We can prove by induction, and using the facts $$s^{-1}hs\in H$$ and $$shs^{-1}\in H$$ for all $$h\in H$$, that $$h_{i}\in H$$ for each $$i$$. But $$h_n=s_n^{-1}\dots s_2^{-1}s_1^{-1}hs_1s_2\dots s_{n}=g^{-1}hg$$, so we are done.

Here's a proof of Mike's modified statement without induction, using only the definition of generating subset (I find it cleaner this way)

Fix $$t \in T$$. Then the set of $$g$$ s such that $$g t g^{-1} \in H$$ is closed under multiplication, and contains $$S \cup S^{- 1}$$. So it contains the submonoid generated by this set, which, by similar methods, is easily seen to be $$G$$.

Therefore for all $$g \in G$$ , $$gtg^{-1} \in H$$.

This is true for all $$t \in T$$ , and the set of $$x$$ for which it is true is clearly closed under multiplication and inverses therefore it must contain $$H$$. Thus for all $$g \in G, gHg^{-1} \subset H$$, which is all we wanted.

Appendix : if $$S$$ generates $$G$$ then $$S \cup S^{-1}$$ generates $$G$$ as a monoid. Indeed let $$H$$ be the monoid generated by this set. The set of $$x \in H$$ such that $$x^{-1} \in H$$ contains $$S$$ by construction and is closed under multiplication (because $$H$$ is) and under inverses . Therefore it is $$G$$. But it is included in $$H$$, therefore $$G= H$$.

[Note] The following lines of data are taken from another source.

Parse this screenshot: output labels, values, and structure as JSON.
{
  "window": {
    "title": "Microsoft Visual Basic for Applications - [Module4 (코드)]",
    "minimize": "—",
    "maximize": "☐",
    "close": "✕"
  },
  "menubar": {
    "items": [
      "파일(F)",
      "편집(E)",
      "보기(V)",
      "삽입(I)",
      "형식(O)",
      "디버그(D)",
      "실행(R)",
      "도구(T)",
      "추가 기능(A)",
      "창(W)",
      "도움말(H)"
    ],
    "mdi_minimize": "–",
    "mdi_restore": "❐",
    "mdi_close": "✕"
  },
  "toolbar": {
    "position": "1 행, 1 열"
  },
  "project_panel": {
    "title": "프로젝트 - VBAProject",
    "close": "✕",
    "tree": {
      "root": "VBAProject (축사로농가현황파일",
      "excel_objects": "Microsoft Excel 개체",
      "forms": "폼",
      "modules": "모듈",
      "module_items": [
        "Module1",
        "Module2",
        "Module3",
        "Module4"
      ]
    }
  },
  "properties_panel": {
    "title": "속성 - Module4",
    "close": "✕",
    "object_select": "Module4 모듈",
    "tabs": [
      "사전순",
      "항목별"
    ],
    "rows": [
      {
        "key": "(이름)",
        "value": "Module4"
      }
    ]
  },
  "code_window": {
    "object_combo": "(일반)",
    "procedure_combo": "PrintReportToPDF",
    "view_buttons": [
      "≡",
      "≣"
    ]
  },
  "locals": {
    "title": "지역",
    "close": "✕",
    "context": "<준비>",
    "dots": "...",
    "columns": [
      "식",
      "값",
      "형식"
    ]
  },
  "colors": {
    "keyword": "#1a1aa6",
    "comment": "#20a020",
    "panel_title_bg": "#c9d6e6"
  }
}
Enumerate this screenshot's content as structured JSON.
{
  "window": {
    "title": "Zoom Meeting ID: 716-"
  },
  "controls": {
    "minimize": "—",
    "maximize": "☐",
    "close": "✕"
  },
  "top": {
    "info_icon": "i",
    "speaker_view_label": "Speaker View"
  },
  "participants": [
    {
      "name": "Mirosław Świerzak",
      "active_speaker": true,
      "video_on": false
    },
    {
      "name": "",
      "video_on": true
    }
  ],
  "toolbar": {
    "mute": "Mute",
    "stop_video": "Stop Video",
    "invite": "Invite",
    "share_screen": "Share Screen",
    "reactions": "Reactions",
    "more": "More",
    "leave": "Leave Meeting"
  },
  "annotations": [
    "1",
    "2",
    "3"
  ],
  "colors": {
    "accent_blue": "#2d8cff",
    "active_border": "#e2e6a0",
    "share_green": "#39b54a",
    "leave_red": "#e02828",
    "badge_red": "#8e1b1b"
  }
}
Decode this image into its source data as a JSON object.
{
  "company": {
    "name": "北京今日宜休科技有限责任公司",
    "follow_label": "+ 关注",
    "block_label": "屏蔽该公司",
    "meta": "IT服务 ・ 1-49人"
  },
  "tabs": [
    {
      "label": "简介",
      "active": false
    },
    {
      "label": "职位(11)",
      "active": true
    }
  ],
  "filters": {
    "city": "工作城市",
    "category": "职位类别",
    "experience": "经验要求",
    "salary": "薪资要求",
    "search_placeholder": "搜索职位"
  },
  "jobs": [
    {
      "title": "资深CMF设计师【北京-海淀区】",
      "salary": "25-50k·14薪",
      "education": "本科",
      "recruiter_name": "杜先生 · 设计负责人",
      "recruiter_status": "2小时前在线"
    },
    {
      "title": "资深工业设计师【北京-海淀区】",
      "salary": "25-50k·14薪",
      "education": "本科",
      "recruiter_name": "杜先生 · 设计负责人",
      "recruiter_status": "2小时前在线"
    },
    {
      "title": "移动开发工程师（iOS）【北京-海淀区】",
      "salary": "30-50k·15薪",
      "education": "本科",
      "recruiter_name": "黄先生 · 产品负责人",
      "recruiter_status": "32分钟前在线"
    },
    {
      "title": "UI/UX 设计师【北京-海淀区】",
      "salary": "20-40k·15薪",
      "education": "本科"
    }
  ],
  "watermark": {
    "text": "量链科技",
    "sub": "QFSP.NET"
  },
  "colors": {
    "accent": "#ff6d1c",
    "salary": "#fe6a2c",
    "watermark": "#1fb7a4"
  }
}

• Just a remark: Bourbaki has a notion of “group with operators” and stable subgroup. For example, you can have a subset of G acting on the group by inner automorphisms. Modules are also an example of this structure. In this context, you can develop the notion – ACL Apr 20 at 18:19